One of my friends, when she was pregnant, joked that if I found nobody I wanted to have a child with by forty, I could get pregnant with a sperm donor and move in with her and her husband. “Then we’d just find a few other women writer friends to move in with their babies, too, and we could have a commune where we switch off on days either taking care of the babies or writing. Nobody would have to worry about choosing between career and motherhood!”
I think about this offer sometimes, one she still insists she is “not completely joking about,” and how once upon a time a family did not mean only a nuclear one. I think of how some of the happiest parents I know are ones with grandparents nearby to help; how postpartum depression is supposedly higher in countries like America, where new parents are more likely to be isolated geographically from other relatives. I think about how, in certain cultures, generations of a family live in one compound; how in some communities, many help care for babies, regardless of who the mothers are. How often you hear, even in this nuclear-family-focused society, that “it takes a village” to raise a child.

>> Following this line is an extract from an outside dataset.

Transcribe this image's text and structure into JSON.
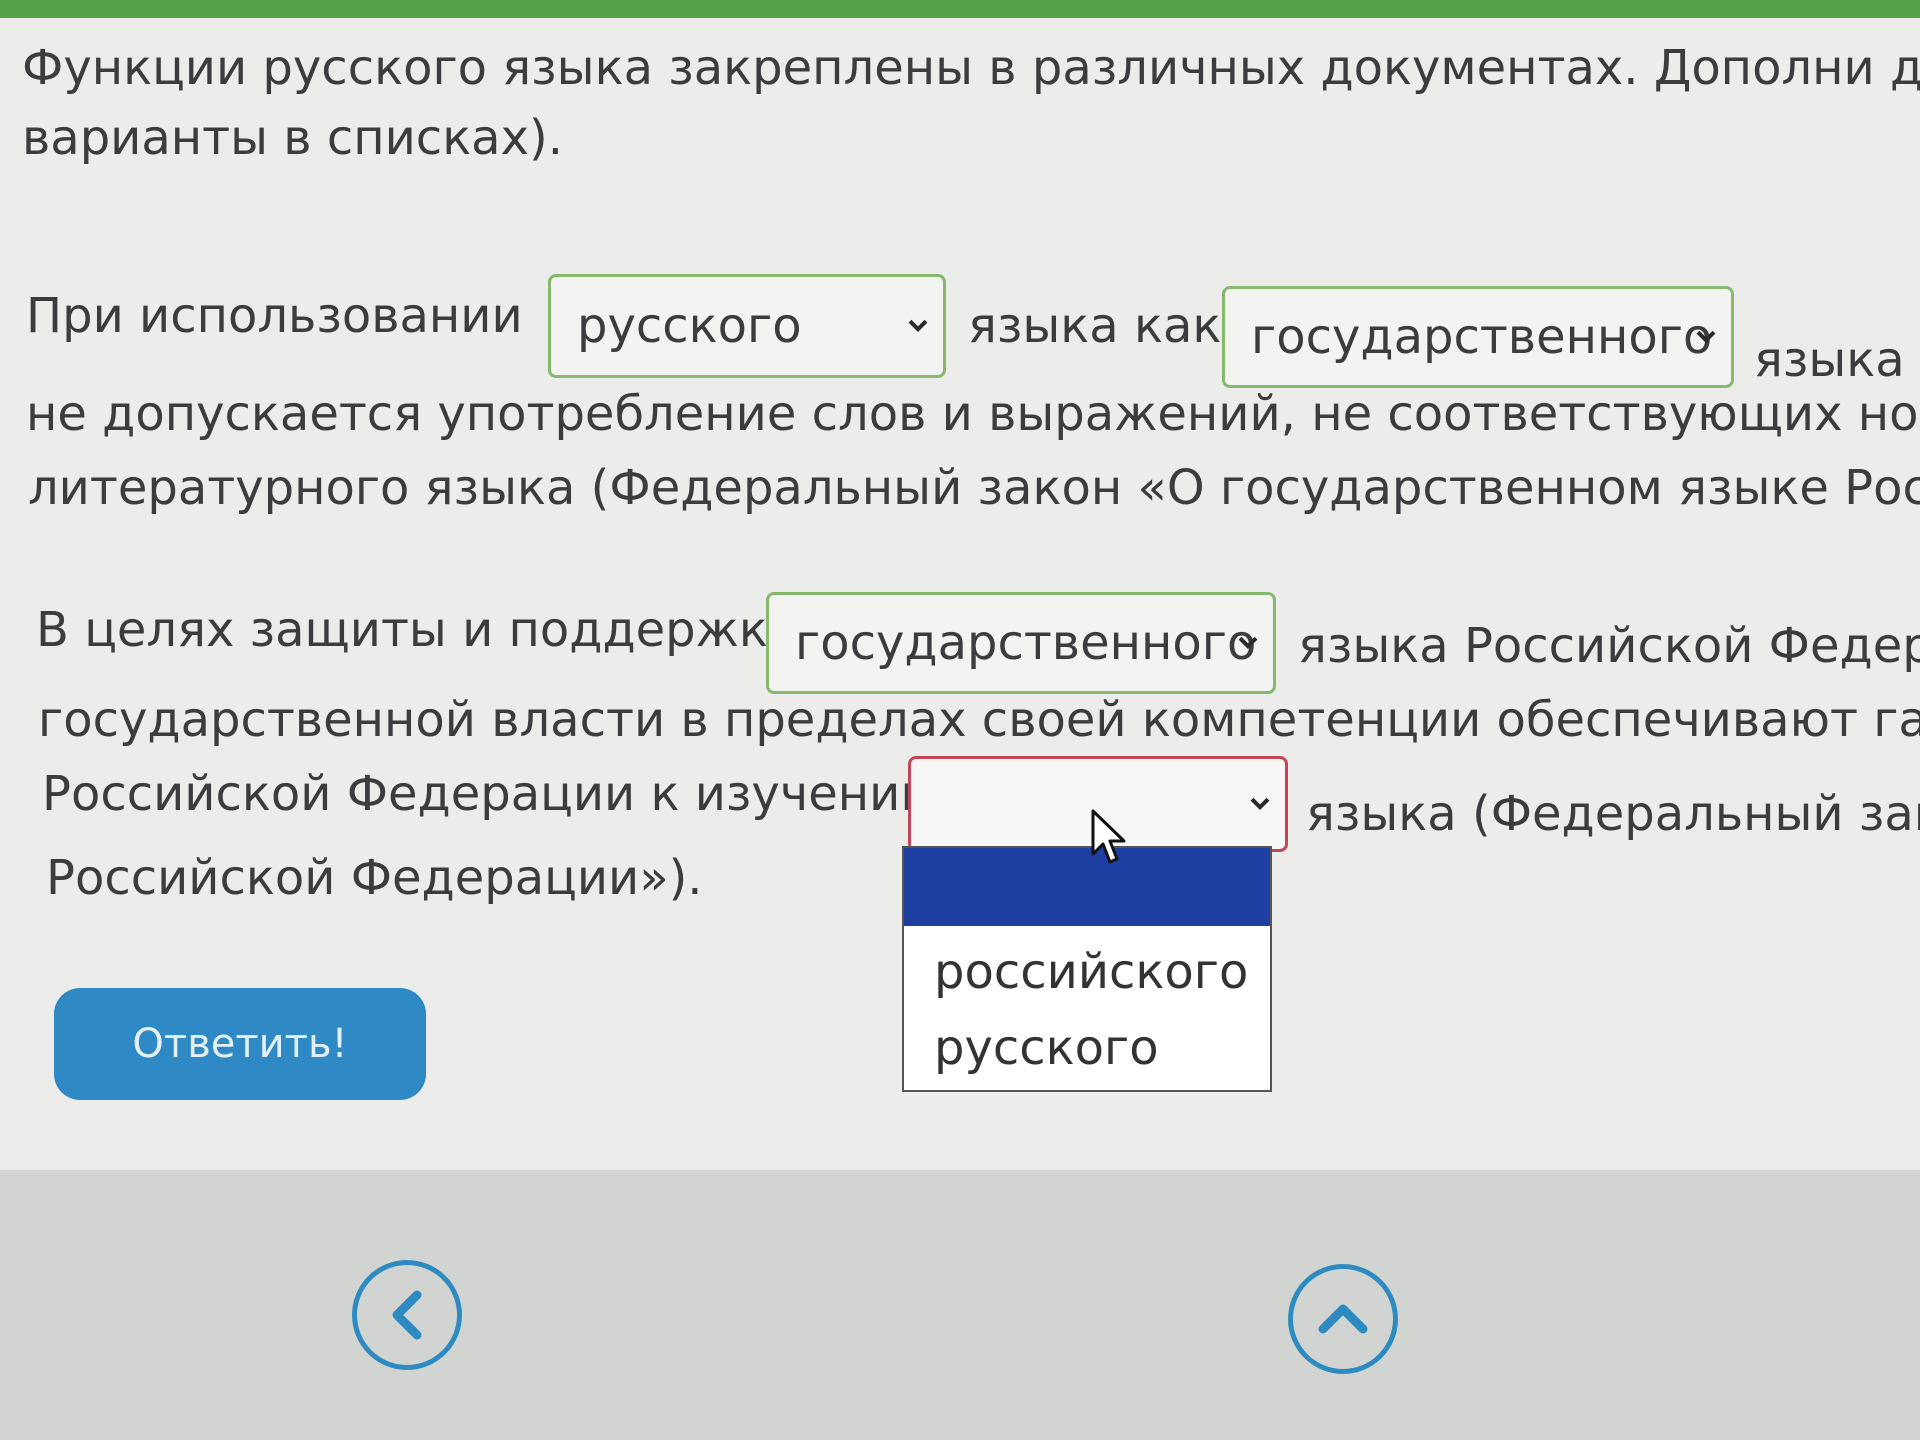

Perhaps while I’ve been chasing after the family that eludes me, I’ve forgotten that family doesn’t have to look one particular way.

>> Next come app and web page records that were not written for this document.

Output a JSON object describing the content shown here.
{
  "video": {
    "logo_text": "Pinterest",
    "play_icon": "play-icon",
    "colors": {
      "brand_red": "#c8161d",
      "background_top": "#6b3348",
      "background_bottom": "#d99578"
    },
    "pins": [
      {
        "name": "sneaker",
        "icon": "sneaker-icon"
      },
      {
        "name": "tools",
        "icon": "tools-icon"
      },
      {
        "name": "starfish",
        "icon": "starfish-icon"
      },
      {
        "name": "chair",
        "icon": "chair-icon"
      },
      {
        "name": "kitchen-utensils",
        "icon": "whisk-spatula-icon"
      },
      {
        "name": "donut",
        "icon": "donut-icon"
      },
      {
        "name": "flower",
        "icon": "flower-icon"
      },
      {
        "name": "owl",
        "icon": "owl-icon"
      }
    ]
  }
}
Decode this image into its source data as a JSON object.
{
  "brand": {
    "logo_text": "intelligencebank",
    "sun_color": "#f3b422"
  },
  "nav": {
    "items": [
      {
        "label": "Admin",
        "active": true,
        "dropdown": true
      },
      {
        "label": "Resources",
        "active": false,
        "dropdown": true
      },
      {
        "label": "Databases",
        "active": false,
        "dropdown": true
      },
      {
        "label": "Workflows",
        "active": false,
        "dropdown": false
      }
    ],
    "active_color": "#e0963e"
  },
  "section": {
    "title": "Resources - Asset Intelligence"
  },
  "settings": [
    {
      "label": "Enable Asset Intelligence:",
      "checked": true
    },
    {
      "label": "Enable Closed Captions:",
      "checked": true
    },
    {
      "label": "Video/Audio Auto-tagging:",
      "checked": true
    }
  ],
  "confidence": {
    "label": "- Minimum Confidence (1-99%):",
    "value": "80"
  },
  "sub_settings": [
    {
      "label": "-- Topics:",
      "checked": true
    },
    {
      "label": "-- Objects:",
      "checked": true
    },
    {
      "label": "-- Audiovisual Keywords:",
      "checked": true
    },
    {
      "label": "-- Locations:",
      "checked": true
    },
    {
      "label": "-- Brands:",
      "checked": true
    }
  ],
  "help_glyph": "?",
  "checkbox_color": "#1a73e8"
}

A few days ago, my gan nu’er’s father asked me if I was free on Saturday afternoon. He told me they were going to take family photos that day, and sent me an address. “Cute!” I responded, then realized he meant for me to be there. Maybe all they want is for me to help with the baby in between shots, I thought. After all, they didn’t explicitly say they wanted me in the photos.
But even I know that’s an unreasonable tamping-down of expectations—a couple who regularly takes their baby hiking in the mountains doesn’t need an extra hand for a photo shoot. They invited me because I’m their daughter’s gan ma, a second mother. They’ve been telling me I’m part of their family for all these months, and I haven’t listened or fully believed, because it’s hard for me to wrap my head around a notion of their family that includes me; it feels somehow unearned. But perhaps while I’ve been chasing after and mourning the lack of the family I dream of—the one that eludes me—I’ve forgotten that family doesn’t have to look one particular way.

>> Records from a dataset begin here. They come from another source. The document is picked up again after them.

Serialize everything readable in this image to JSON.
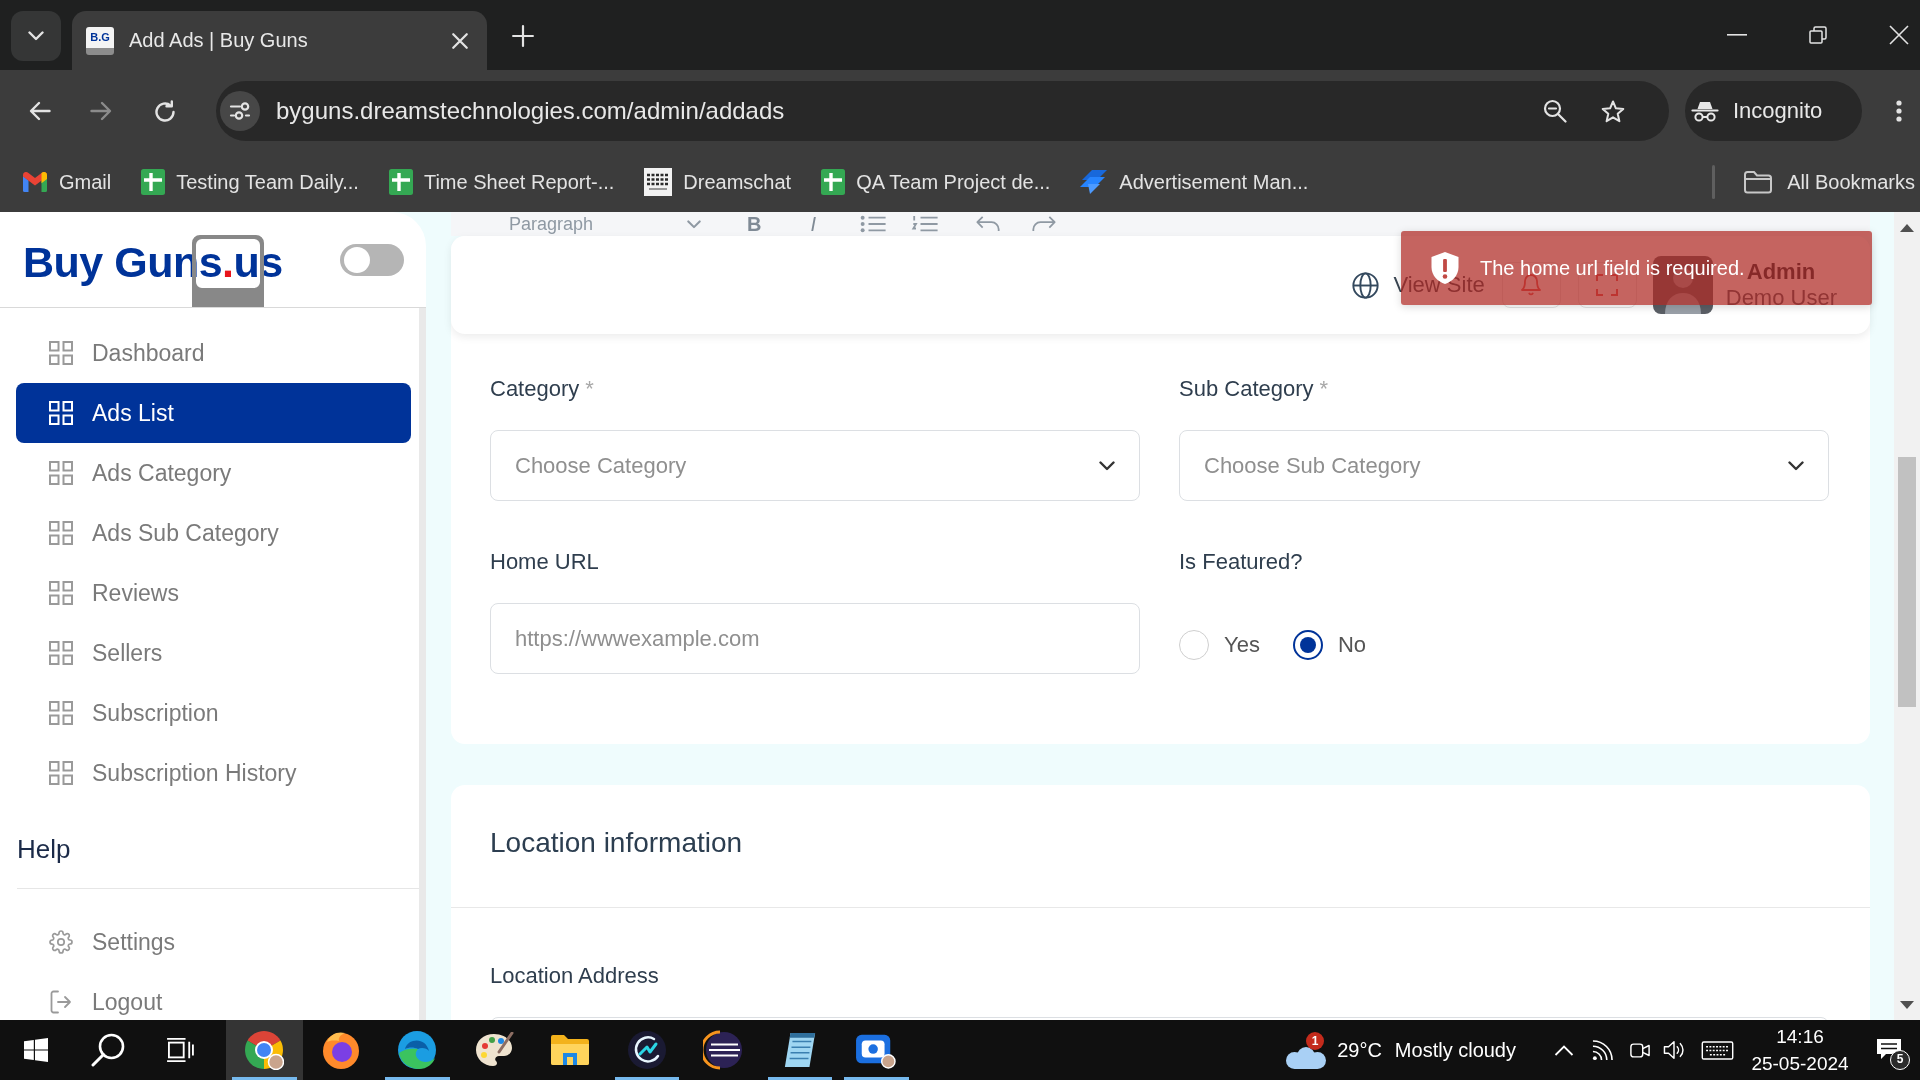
{
  "browser": {
    "tabs": [
      {
        "title": "Add Ads | Buy Guns",
        "favicon_text": "B.G",
        "selected": true
      }
    ],
    "address": "byguns.dreamstechnologies.com/admin/addads",
    "profile": "Incognito",
    "bookmarks": [
      {
        "label": "Gmail",
        "kind": "gmail"
      },
      {
        "label": "Testing Team Daily...",
        "kind": "sheets"
      },
      {
        "label": "Time Sheet Report-...",
        "kind": "sheets"
      },
      {
        "label": "Dreamschat",
        "kind": "dreams"
      },
      {
        "label": "QA Team Project de...",
        "kind": "sheets"
      },
      {
        "label": "Advertisement Man...",
        "kind": "jira"
      }
    ],
    "all_bookmarks": "All Bookmarks"
  },
  "sidebar": {
    "logo": [
      {
        "text": "Buy Guns",
        "color": "#003399"
      },
      {
        "text": ".",
        "color": "#e8141c"
      },
      {
        "text": "us",
        "color": "#003399"
      }
    ],
    "theme_toggle": {
      "on": false
    },
    "items": [
      {
        "label": "Dashboard",
        "selected": false
      },
      {
        "label": "Ads List",
        "selected": true
      },
      {
        "label": "Ads Category",
        "selected": false
      },
      {
        "label": "Ads Sub Category",
        "selected": false
      },
      {
        "label": "Reviews",
        "selected": false
      },
      {
        "label": "Sellers",
        "selected": false
      },
      {
        "label": "Subscription",
        "selected": false
      },
      {
        "label": "Subscription History",
        "selected": false
      }
    ],
    "help_heading": "Help",
    "footer_items": [
      {
        "label": "Settings",
        "kind": "settings"
      },
      {
        "label": "Logout",
        "kind": "logout"
      }
    ]
  },
  "editor_toolbar": {
    "format_label": "Paragraph",
    "style_buttons": [
      "B",
      "I"
    ]
  },
  "header": {
    "view_site": "View Site",
    "user_name": "Admin",
    "user_role": "Demo User"
  },
  "toast": {
    "message": "The home url field is required."
  },
  "form": {
    "fields": [
      {
        "kind": "select",
        "label": "Category",
        "required_mark": "*",
        "placeholder": "Choose Category"
      },
      {
        "kind": "select",
        "label": "Sub Category",
        "required_mark": "*",
        "placeholder": "Choose Sub Category"
      },
      {
        "kind": "input",
        "label": "Home URL",
        "placeholder": "https://wwwexample.com"
      },
      {
        "kind": "radio",
        "label": "Is Featured?",
        "options": [
          {
            "label": "Yes",
            "selected": false
          },
          {
            "label": "No",
            "selected": true
          }
        ]
      }
    ]
  },
  "location": {
    "title": "Location information",
    "fields": [
      {
        "kind": "input",
        "label": "Location Address"
      }
    ]
  },
  "taskbar": {
    "buttons": [
      {
        "kind": "start",
        "running": false,
        "selected": false
      },
      {
        "kind": "search",
        "running": false,
        "selected": false
      },
      {
        "kind": "taskview",
        "running": false,
        "selected": false
      },
      {
        "kind": "chrome",
        "running": true,
        "selected": true
      },
      {
        "kind": "firefox",
        "running": false,
        "selected": false
      },
      {
        "kind": "edge",
        "running": true,
        "selected": false
      },
      {
        "kind": "paint",
        "running": false,
        "selected": false
      },
      {
        "kind": "explorer",
        "running": false,
        "selected": false
      },
      {
        "kind": "arrow_app",
        "running": true,
        "selected": false
      },
      {
        "kind": "eclipse",
        "running": false,
        "selected": false
      },
      {
        "kind": "notepad",
        "running": true,
        "selected": false
      },
      {
        "kind": "meeting",
        "running": true,
        "selected": false
      }
    ],
    "weather": {
      "alert_count": "1",
      "temperature": "29°C",
      "condition": "Mostly cloudy"
    },
    "clock": {
      "time": "14:16",
      "date": "25-05-2024"
    },
    "notification_count": "5"
  }
}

Maybe someday I’ll have pictures of my own children to share. I still believe that will be the case. But even then, even with the baby I wanted, I wonder if I will feel overwhelmed—if hormones will get the best of me, the way they did this time—if I will wonder, however fleetingly, why I wanted this so badly, for so many years. If that happens, I hope I won’t hold the pain of motherhood so secretly, the way I have held the pain of childlessness for so long. I hope I can turn to these friends whose children I love so dearly, whose friendship has meant so much to me: my family, my village. And, I hope someday, my children’s.
Karissa Chen's fiction and essays have appeared in numerous publications, including Gulf Coast, PEN America, Guernica, and Longreads. She was awarded a Fulbright Fellowship to Taiwan in 2015-16 and received a 2019 Fellowship from the New Jersey Council on the Arts, and is a proud Fellow of both Kundiman and VONA/Voices. She currently serves as the Editor-in-Chief at Hyphenand a Contributing Fiction Editor at Catapult. She is working on a novel.